A fantastic variety of shapes result from both the formation and deterioration processes of icebergs. Like snowflakes, no two icebergs are exactly the same. But there are certain basic categories of shapes that are used for Antarctic iceberg observations and different from the Arctic. Surface features and layers of snow from the source glacier may be useful for understanding the recent history of some bergs:
1. TABULAR: large, flat-topped, level, with snow layers and uneroded - like a huge table - if they are derived from ice shelves, or uneven if they are sourced from crevassed floating glaciers;
2. TILTED TABULAR: the most common next stage in the deterioration of tabular bergs due to melting at the waterline, calving of the ice cliff above and tilting (listing) to compensate;
3 TABULAR REMNANT: eroded berg with the last trace of the original snow layers, usually tilted and containing irregular and/or rounded shapes;
4. IRREGULAR: a generally medium or smaller sized eroded berg with little defining shape but more irregular than rounded. May contain pinnacles or spires;
5. DRYDOCK: An iceberg which is eroded in the middle to form a little U-shaped harbor-like enclosure - like a drydock –often with one or more pinnacles;
6. ROUNDED: generally composed of melt rounded and less irregular shapes. On average much older and smaller than other bergs.

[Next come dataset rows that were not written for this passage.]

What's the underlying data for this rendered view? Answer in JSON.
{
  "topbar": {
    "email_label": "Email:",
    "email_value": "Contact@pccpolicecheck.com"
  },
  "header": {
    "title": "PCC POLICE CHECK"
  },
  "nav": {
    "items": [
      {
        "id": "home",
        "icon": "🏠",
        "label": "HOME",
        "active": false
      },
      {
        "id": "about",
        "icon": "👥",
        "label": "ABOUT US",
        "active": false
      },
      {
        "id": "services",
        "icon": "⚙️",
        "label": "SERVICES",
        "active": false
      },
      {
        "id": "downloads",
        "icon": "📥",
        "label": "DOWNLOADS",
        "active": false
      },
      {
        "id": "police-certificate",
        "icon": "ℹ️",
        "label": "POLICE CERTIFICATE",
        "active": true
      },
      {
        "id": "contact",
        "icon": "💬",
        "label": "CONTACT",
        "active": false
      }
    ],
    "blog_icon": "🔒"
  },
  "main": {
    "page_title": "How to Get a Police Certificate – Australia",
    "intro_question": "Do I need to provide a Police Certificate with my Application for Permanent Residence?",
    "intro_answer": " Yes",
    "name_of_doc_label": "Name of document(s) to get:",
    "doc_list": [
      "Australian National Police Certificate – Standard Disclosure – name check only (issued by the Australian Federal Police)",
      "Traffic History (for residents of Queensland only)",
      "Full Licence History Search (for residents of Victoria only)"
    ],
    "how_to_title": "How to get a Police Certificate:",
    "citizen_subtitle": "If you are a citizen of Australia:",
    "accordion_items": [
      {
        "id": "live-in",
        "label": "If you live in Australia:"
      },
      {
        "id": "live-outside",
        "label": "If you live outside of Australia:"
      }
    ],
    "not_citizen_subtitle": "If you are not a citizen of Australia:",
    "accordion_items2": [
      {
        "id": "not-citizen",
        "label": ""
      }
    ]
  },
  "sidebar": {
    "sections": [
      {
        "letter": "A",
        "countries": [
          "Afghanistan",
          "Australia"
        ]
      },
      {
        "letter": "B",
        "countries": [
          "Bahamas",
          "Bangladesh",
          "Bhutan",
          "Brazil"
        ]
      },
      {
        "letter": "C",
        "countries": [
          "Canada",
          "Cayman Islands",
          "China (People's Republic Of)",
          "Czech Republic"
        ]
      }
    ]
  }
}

What’s the “porpoise” of a penguin?
As we sail Antarctic waters, we’ll see penguins “porpoising,” or leaping out of the water while swimming fast. Why do they do that? Penguins have two ways of swimming. On the surface they paddle relatively slowly using their feet. But when penguins swim fast they are underwater, flapping with their flippers, maintaining a streamlined form with their heads pulled into line with their bodies. That is how they can go fast enough to catch their prey or cover long distances. But they cannot raise their heads above the surface to breathe without breaking their streamlined shape. So how can they breathe without slowing down? They “porpoise”! By leaping into the air every time they need to take a breath, they can continue to swim at full speed, keeping their streamlined shape. Dolphins breathe the same way when swimming fast. Ironically, true porpoises do not “porpoise”! True porpoises are a different family (Phocoenidae) from dolphins (Delphinidae), and the small cetaceans that “porpoise” are really dolphins, a distinction that was lost on whomever coined the verb “to porpoise.”
Beaufort Wind Scale
Wind speed during an Antarctic Expedition cruise is measured using the Beaufort Scale, a 12 point scale that uses descriptors of the wind strength as indicators of wind speed, sea state, and the size of the waves. Typically descriptors are: “Light Air”, “Gentle Breeze”, and “Fresh Breeze”. The terms below are the ones you’re most likely to encounter.
Descriptive Term Effects Observed at Sea:
- Light air Ripples with the appearance of scales are formed, but without foam crests.
- Gentle Breeze Large wavelets. Crests begin to break. Foam of glassy appearance. Perhaps scattered whitecaps.
- Fresh Breeze Moderate waves, taking a more pronounced long form. Many whitecaps are formed. Chance of some spray.
For all the vocabulary and the full Beaufort Wind Scale Table, consult the Environment Canada website.